Physicists set new entanglement record
Oct 16, 2008 1 comment
Researchers in China and Europe have entangled a record-breaking 10 quantum bits — an important breakthrough in the quest to develop practical quantum computers.
The quantum bits (qubits) were in a “Schrödinger’s cat state”, so-called because the state has an equal probability of having one of two extreme values until a measurement is made on it. The state is much like the cat of Erwin Schrödinger’s famous thought experiment, which is both dead and alive until a quantum measurement seals its fate.
Qubits are the basis for storing and processing information in quantum computers, which could someday perform parallel calculations on a massive scale. A qubit could be the polarization state of a photon, for example, with “1” corresponding to horizontal polarization and “0” to vertical polarization. If two photons are entangled, a measurement of the polarization of one photon would automatically reveal the polarization of the other.
Particles such as a photons can also be entangled simultaneously in terms of several different properties in a process dubbed "hyper entanglement". This can be achieved, for example, by simply passing a polarization-entangled photon through a polarizing beam splitter — a device that deflects vertically polarized light in one direction (say “left”) and horizontally polarized in another direction (say “right”).
Until the position of the photon is measured, it will be in an entangled state of a photon that has been deflected “left” by the beam splitter and one that has been deflected “right”. And a measurement on the position of this photon will reveal the polarization of its entangled partner.
However, single-photon qubits are very difficult to manipulate and physicists have yet to build a practical device that can perform calculations using large numbers of entangled qubits.
Now, Jian-Wei Pan and colleagues at Germany’s University of Heidelberg claim to have boosted the number of entangled qubits to ten — up from the previous record of eight. The team also included physicists from University of Science and Technology of China in Hefei and the University of Innsbruck in Austria (arXiv:0809.4277v1).
The experiment involves shining pulses of infrared laser light through a crystal of lithium triborate (LBO), which shifts some of the light to ultraviolet frequencies. The ultraviolet light is then passed through two successive beta–barium borate (BBO) crystals, which very occasionally produce two pairs of infrared photons (one pair from each crystal). The photons in each pair are entangled in terms of polarization.
One photon from each pair is then sent to a polarizing beam-splitter, which entangles the two photons. This means that all four photons produced in the BBO are entangled with each other.

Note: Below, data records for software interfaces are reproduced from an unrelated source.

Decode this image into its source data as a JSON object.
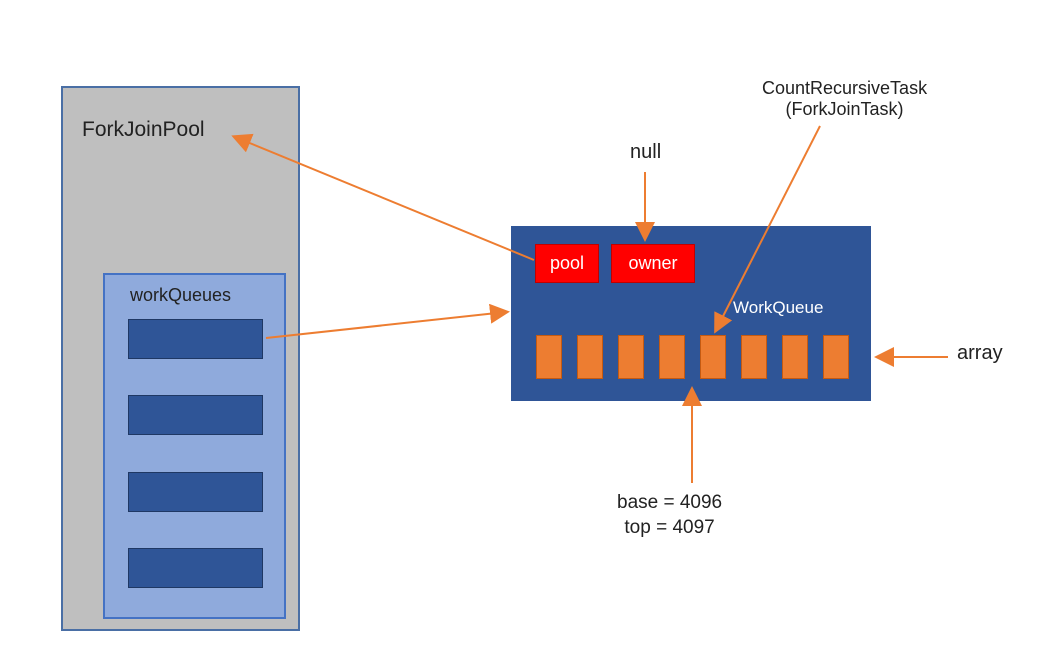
{
  "left": {
    "title": "ForkJoinPool",
    "inner_title": "workQueues",
    "slot_count": 4
  },
  "right": {
    "panel_label": "WorkQueue",
    "pool_label": "pool",
    "owner_label": "owner",
    "array_slot_count": 8
  },
  "labels": {
    "null": "null",
    "crt_line1": "CountRecursiveTask",
    "crt_line2": "(ForkJoinTask)",
    "array": "array",
    "base_line": "base = 4096",
    "top_line": "top = 4097"
  },
  "colors": {
    "arrow": "#ed7d31",
    "panel": "#2f5597",
    "red": "#ff0000",
    "outer": "#bfbfbf",
    "inner": "#8faadc"
  },
  "chart_data": {
    "type": "diagram",
    "title": "ForkJoinPool / WorkQueue structure",
    "nodes": [
      {
        "id": "forkjoinpool",
        "label": "ForkJoinPool"
      },
      {
        "id": "workqueues",
        "label": "workQueues",
        "parent": "forkjoinpool",
        "slots": 4
      },
      {
        "id": "workqueue",
        "label": "WorkQueue",
        "fields": [
          {
            "name": "pool",
            "ref": "forkjoinpool"
          },
          {
            "name": "owner",
            "value": "null"
          },
          {
            "name": "array",
            "slots": 8
          },
          {
            "name": "base",
            "value": 4096
          },
          {
            "name": "top",
            "value": 4097
          }
        ]
      },
      {
        "id": "countrecursivetask",
        "label": "CountRecursiveTask (ForkJoinTask)"
      }
    ],
    "edges": [
      {
        "from": "workqueues.slot0",
        "to": "workqueue"
      },
      {
        "from": "workqueue.pool",
        "to": "forkjoinpool"
      },
      {
        "from": "workqueue.owner",
        "to": "null"
      },
      {
        "from": "countrecursivetask",
        "to": "workqueue.array[4]"
      },
      {
        "from": "array-label",
        "to": "workqueue.array"
      },
      {
        "from": "base/top",
        "to": "workqueue.array[4]"
      }
    ]
  }
}
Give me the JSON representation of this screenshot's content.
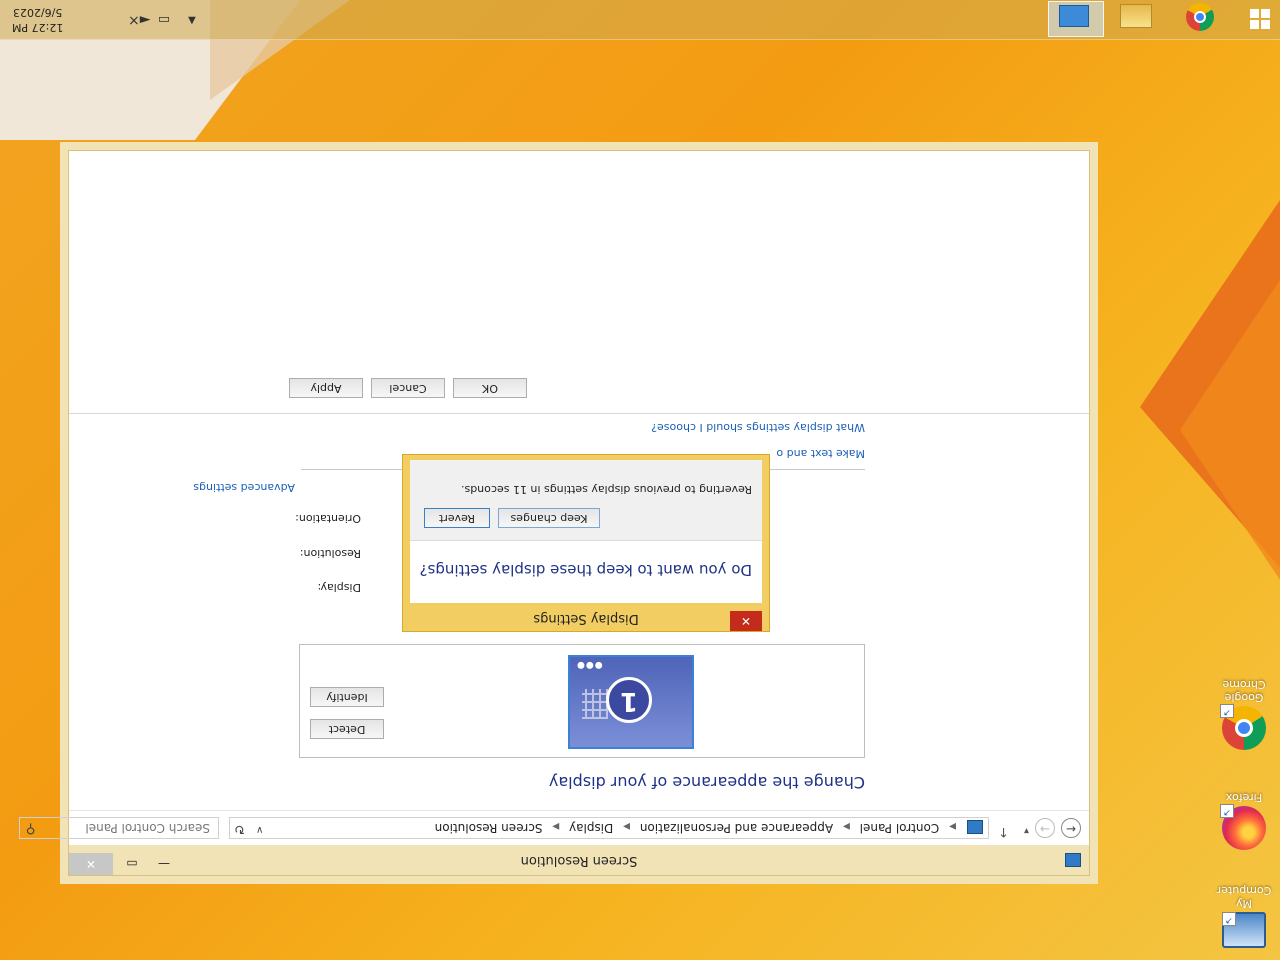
{
  "window": {
    "title": "Screen Resolution",
    "close_glyph": "✕",
    "max_glyph": "▭",
    "min_glyph": "—"
  },
  "address": {
    "crumbs": [
      "Control Panel",
      "Appearance and Personalization",
      "Display",
      "Screen Resolution"
    ],
    "search_placeholder": "Search Control Panel"
  },
  "main": {
    "heading": "Change the appearance of your display",
    "monitor_number": "1",
    "detect_label": "Detect",
    "identify_label": "Identify",
    "display_label": "Display:",
    "resolution_label": "Resolution:",
    "orientation_label": "Orientation:",
    "advanced_link": "Advanced settings",
    "link_text_size": "Make text and o",
    "link_help": "What display settings should I choose?",
    "ok_label": "OK",
    "cancel_label": "Cancel",
    "apply_label": "Apply"
  },
  "dialog": {
    "title": "Display Settings",
    "close_glyph": "✕",
    "question": "Do you want to keep these display settings?",
    "keep_label": "Keep changes",
    "revert_label": "Revert",
    "message": "Reverting to previous display settings in 11 seconds."
  },
  "desktop": {
    "icons": [
      {
        "label": "My Computer"
      },
      {
        "label": "Firefox"
      },
      {
        "label": "Google Chrome"
      }
    ]
  },
  "taskbar": {
    "time": "12:27 PM",
    "date": "5/6/2023"
  },
  "colors": {
    "accent": "#1e3287",
    "link": "#1c5fb8",
    "dialog_frame": "#f2cd62",
    "close_red": "#c42b1c"
  }
}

One of these photons is then entangled in a polarizing beam splitter with a fifth photon from the original infrared beam.

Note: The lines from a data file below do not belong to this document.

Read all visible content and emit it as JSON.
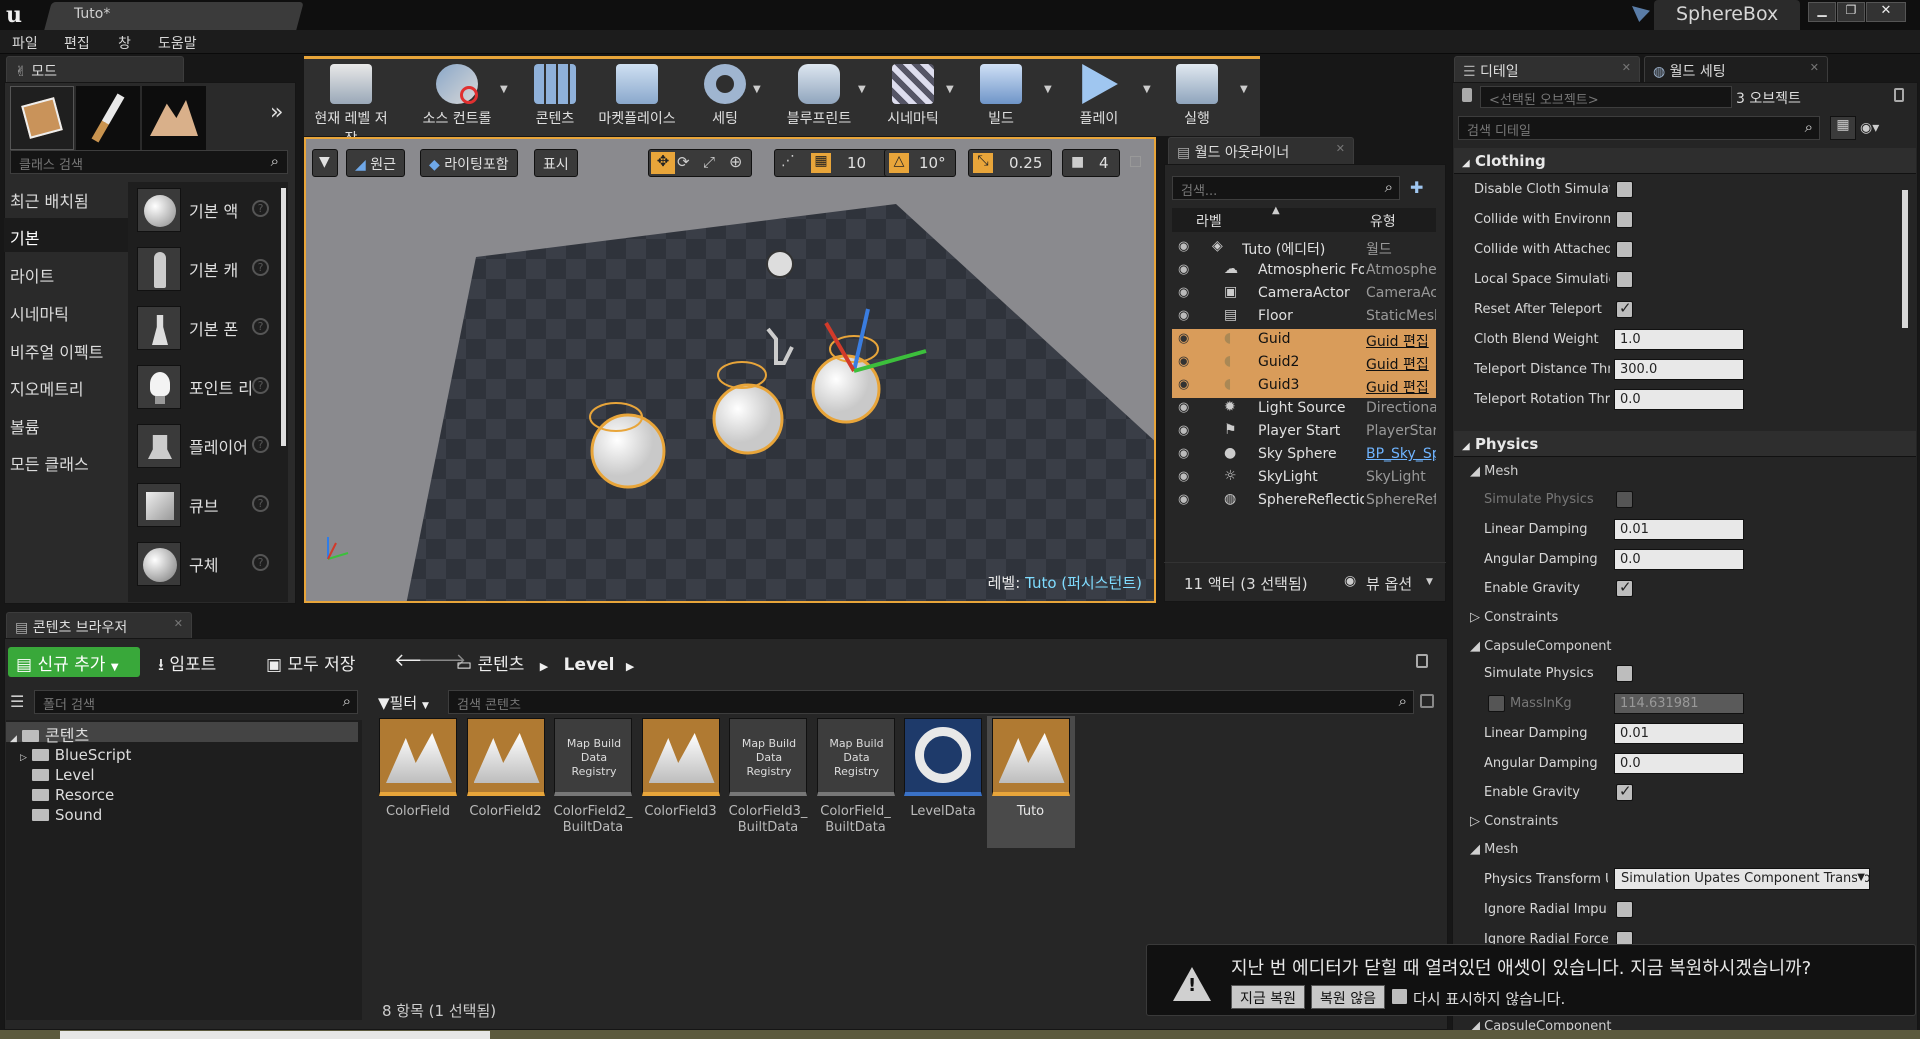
{
  "window": {
    "tab_title": "Tuto*",
    "app_title": "SphereBox"
  },
  "menu": [
    "파일",
    "편집",
    "창",
    "도움말"
  ],
  "modes": {
    "tab_label": "모드",
    "search_placeholder": "클래스 검색",
    "categories": [
      "최근 배치됨",
      "기본",
      "라이트",
      "시네마틱",
      "비주얼 이펙트",
      "지오메트리",
      "볼륨",
      "모든 클래스"
    ],
    "selected_category": "기본",
    "items": [
      "기본 액터",
      "기본 캐릭터",
      "기본 폰",
      "포인트 라이트",
      "플레이어 스타트",
      "큐브",
      "구체"
    ],
    "items_visible": [
      "기본 액",
      "기본 캐",
      "기본 폰",
      "포인트 리",
      "플레이어",
      "큐브",
      "구체"
    ]
  },
  "toolbar": {
    "buttons": [
      "현재 레벨 저장",
      "소스 컨트롤",
      "콘텐츠",
      "마켓플레이스",
      "세팅",
      "블루프린트",
      "시네마틱",
      "빌드",
      "플레이",
      "실행"
    ]
  },
  "viewport": {
    "perspective": "원근",
    "lighting": "라이팅포함",
    "show": "표시",
    "grid_snap": "10",
    "rot_snap": "10°",
    "scale_snap": "0.25",
    "cam_speed": "4",
    "level_label": "레벨:",
    "level_name": "Tuto (퍼시스턴트)"
  },
  "outliner": {
    "tab_label": "월드 아웃라이너",
    "search_placeholder": "검색...",
    "col_label": "라벨",
    "col_type": "유형",
    "rows": [
      {
        "label": "Tuto (에디터)",
        "type": "월드",
        "selected": false,
        "link": false
      },
      {
        "label": "Atmospheric Fog",
        "type": "AtmosphericFog",
        "selected": false,
        "link": false
      },
      {
        "label": "CameraActor",
        "type": "CameraActor",
        "selected": false,
        "link": false
      },
      {
        "label": "Floor",
        "type": "StaticMeshActor",
        "selected": false,
        "link": false
      },
      {
        "label": "Guid",
        "type": "Guid 편집",
        "selected": true,
        "link": true
      },
      {
        "label": "Guid2",
        "type": "Guid 편집",
        "selected": true,
        "link": true
      },
      {
        "label": "Guid3",
        "type": "Guid 편집",
        "selected": true,
        "link": true
      },
      {
        "label": "Light Source",
        "type": "DirectionalLight",
        "selected": false,
        "link": false
      },
      {
        "label": "Player Start",
        "type": "PlayerStart",
        "selected": false,
        "link": false
      },
      {
        "label": "Sky Sphere",
        "type": "BP_Sky_Sphere",
        "selected": false,
        "link": true
      },
      {
        "label": "SkyLight",
        "type": "SkyLight",
        "selected": false,
        "link": false
      },
      {
        "label": "SphereReflectionCapture",
        "type": "SphereReflectionCapture",
        "selected": false,
        "link": false
      }
    ],
    "footer": "11 액터 (3 선택됨)",
    "view_options": "뷰 옵션"
  },
  "details": {
    "tab_label": "디테일",
    "world_tab_label": "월드 세팅",
    "selected_placeholder": "<선택된 오브젝트>",
    "count": "3 오브젝트",
    "search_placeholder": "검색 디테일",
    "clothing_title": "Clothing",
    "clothing": [
      {
        "label": "Disable Cloth Simulation",
        "checked": false
      },
      {
        "label": "Collide with Environment",
        "checked": false
      },
      {
        "label": "Collide with Attached Children",
        "checked": false
      },
      {
        "label": "Local Space Simulation",
        "checked": false
      },
      {
        "label": "Reset After Teleport",
        "checked": true
      }
    ],
    "cloth_values": [
      {
        "label": "Cloth Blend Weight",
        "value": "1.0"
      },
      {
        "label": "Teleport Distance Threshold",
        "value": "300.0"
      },
      {
        "label": "Teleport Rotation Threshold",
        "value": "0.0"
      }
    ],
    "physics_title": "Physics",
    "mesh_label": "Mesh",
    "simulate_physics": "Simulate Physics",
    "linear_damping": "Linear Damping",
    "angular_damping": "Angular Damping",
    "enable_gravity": "Enable Gravity",
    "constraints": "Constraints",
    "capsule": "CapsuleComponent",
    "mass": "MassInKg",
    "physics_transform": "Physics Transform Update Mode",
    "ignore_radial_impulse": "Ignore Radial Impulse",
    "ignore_radial_force": "Ignore Radial Force",
    "mesh_linear": "0.01",
    "mesh_angular": "0.0",
    "mass_value": "114.631981",
    "cap_linear": "0.01",
    "cap_angular": "0.0",
    "transform_value": "Simulation Upates Component Transform"
  },
  "content_browser": {
    "tab_label": "콘텐츠 브라우저",
    "add_new": "신규 추가",
    "import": "임포트",
    "save_all": "모두 저장",
    "breadcrumb": [
      "콘텐츠",
      "Level"
    ],
    "folder_search_placeholder": "폴더 검색",
    "filter": "필터",
    "content_search_placeholder": "검색 콘텐츠",
    "tree": [
      "콘텐츠",
      "BlueScript",
      "Level",
      "Resorce",
      "Sound"
    ],
    "assets": [
      {
        "name": "ColorField",
        "kind": "map"
      },
      {
        "name": "ColorField2",
        "kind": "map"
      },
      {
        "name": "ColorField2_\nBuiltData",
        "kind": "registry"
      },
      {
        "name": "ColorField3",
        "kind": "map"
      },
      {
        "name": "ColorField3_\nBuiltData",
        "kind": "registry"
      },
      {
        "name": "ColorField_\nBuiltData",
        "kind": "registry"
      },
      {
        "name": "LevelData",
        "kind": "ring"
      },
      {
        "name": "Tuto",
        "kind": "map"
      }
    ],
    "registry_label": "Map Build Data Registry",
    "footer": "8 항목 (1 선택됨)"
  },
  "notification": {
    "message": "지난 번 에디터가 닫힐 때 열려있던 애셋이 있습니다. 지금 복원하시겠습니까?",
    "restore": "지금 복원",
    "dont_restore": "복원 않음",
    "dont_show": "다시 표시하지 않습니다."
  },
  "colors": {
    "accent": "#d99c5a",
    "viewport_border": "#e8a53a",
    "add_button": "#39a83a",
    "link": "#6fb4ff"
  }
}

The result of this is five entangled photons. Furthermore, if one photon is measured to have a vertical polarization, the other four will all be vertically polarized, while if one has a horizontal polarization so will all the others. These two extreme polarization states are indistinguishable until a measurement is made and therefore the five photons are in a “Schrödinger's cat state”.
The next step is to send each of the five photons through a differently polarized beam splitter, which splits each photon into two possible spatial states. The result is a hyper-entangled 10 qubit state — the largest yet to be entangled.

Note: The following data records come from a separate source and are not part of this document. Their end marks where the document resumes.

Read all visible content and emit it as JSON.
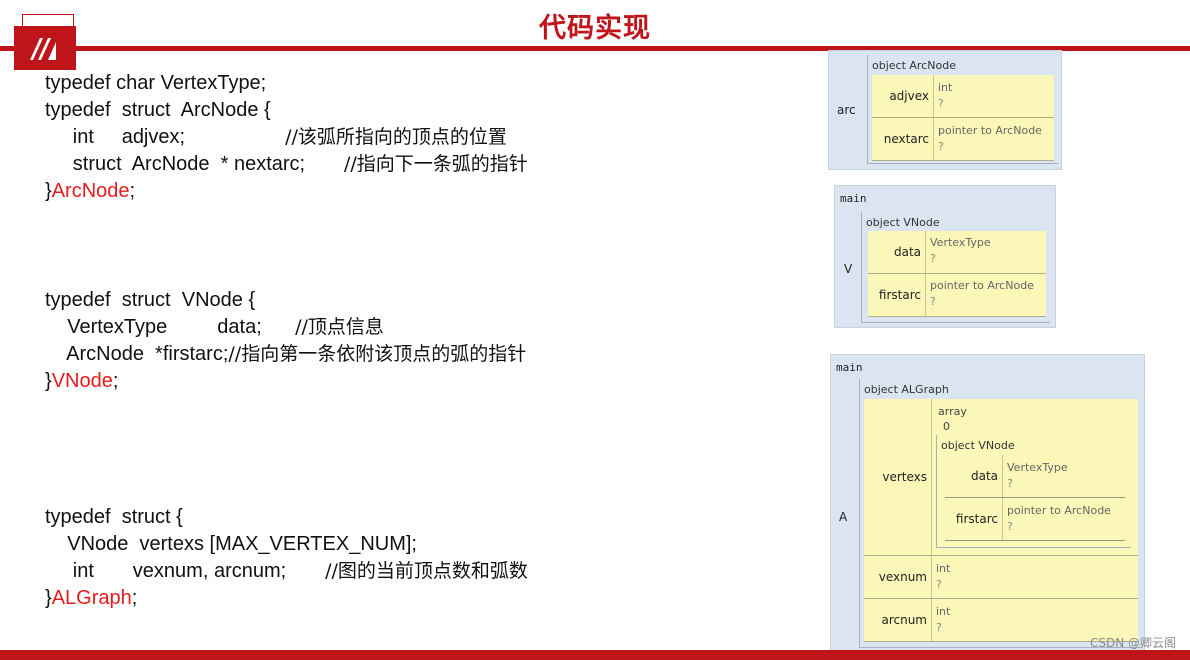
{
  "header": {
    "title": "代码实现"
  },
  "code_blocks": [
    {
      "lines": [
        {
          "text": "typedef char VertexType;"
        },
        {
          "text": "typedef  struct  ArcNode {"
        },
        {
          "text": "     int     adjvex;                  ",
          "comment": "//该弧所指向的顶点的位置"
        },
        {
          "text": "     struct  ArcNode  * nextarc;       ",
          "comment": "//指向下一条弧的指针"
        },
        {
          "text": "}",
          "red": "ArcNode",
          "tail": ";"
        }
      ]
    },
    {
      "lines": [
        {
          "text": "typedef  struct  VNode {"
        },
        {
          "text": "    VertexType         data;      ",
          "comment": "//顶点信息"
        },
        {
          "text": "    ArcNode  *firstarc;",
          "comment": "//指向第一条依附该顶点的弧的指针"
        },
        {
          "text": "}",
          "red": "VNode",
          "tail": ";"
        }
      ]
    },
    {
      "lines": [
        {
          "text": "typedef  struct {"
        },
        {
          "text": "    VNode  vertexs [MAX_VERTEX_NUM];"
        },
        {
          "text": "     int       vexnum, arcnum;       ",
          "comment": "//图的当前顶点数和弧数"
        },
        {
          "text": "}",
          "red": "ALGraph",
          "tail": ";"
        }
      ]
    }
  ],
  "diagrams": {
    "arc": {
      "var": "arc",
      "object_title": "object ArcNode",
      "fields": [
        {
          "name": "adjvex",
          "type": "int",
          "value": "?"
        },
        {
          "name": "nextarc",
          "type": "pointer to ArcNode",
          "value": "?"
        }
      ]
    },
    "vnode": {
      "frame": "main",
      "var": "V",
      "object_title": "object VNode",
      "fields": [
        {
          "name": "data",
          "type": "VertexType",
          "value": "?"
        },
        {
          "name": "firstarc",
          "type": "pointer to ArcNode",
          "value": "?"
        }
      ]
    },
    "algraph": {
      "frame": "main",
      "var": "A",
      "object_title": "object ALGraph",
      "vertexs": {
        "name": "vertexs",
        "array_label": "array",
        "index": "0",
        "object_title": "object VNode",
        "fields": [
          {
            "name": "data",
            "type": "VertexType",
            "value": "?"
          },
          {
            "name": "firstarc",
            "type": "pointer to ArcNode",
            "value": "?"
          }
        ]
      },
      "fields": [
        {
          "name": "vexnum",
          "type": "int",
          "value": "?"
        },
        {
          "name": "arcnum",
          "type": "int",
          "value": "?"
        }
      ]
    }
  },
  "watermark": "CSDN @卿云阁",
  "colors": {
    "accent": "#c0141b",
    "highlight_text": "#e51c1c",
    "panel_bg": "#dbe5f1",
    "cell_bg": "#fbf7b8"
  }
}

The team confirmed this by measuring the position and polarization of the photons and determined that the qubits were entangled at a fidelity of about 0.56. According to the team, a value greater than 0.5 means that entanglement has been achieved,.
While this 10 qubit entanglement is impressive, Schrödinger cat states are not very useful for practical applications because they are easily destroyed — the problem is that an accidental measurement of one qubit reveals the value of all the other qubits.
A more robust route to multi-qubit entanglement is the “graph state”, in which the entanglement is engineered such that an accidental measurement of one qubit would only reveal the value of a subset of other qubits and leave the others entangled.
While Pan and colleagues have not entangled graph states, they have proposed several ways that their scheme could be extended to do so.
About the author
Hamish Johnston is editor of physicsworld.com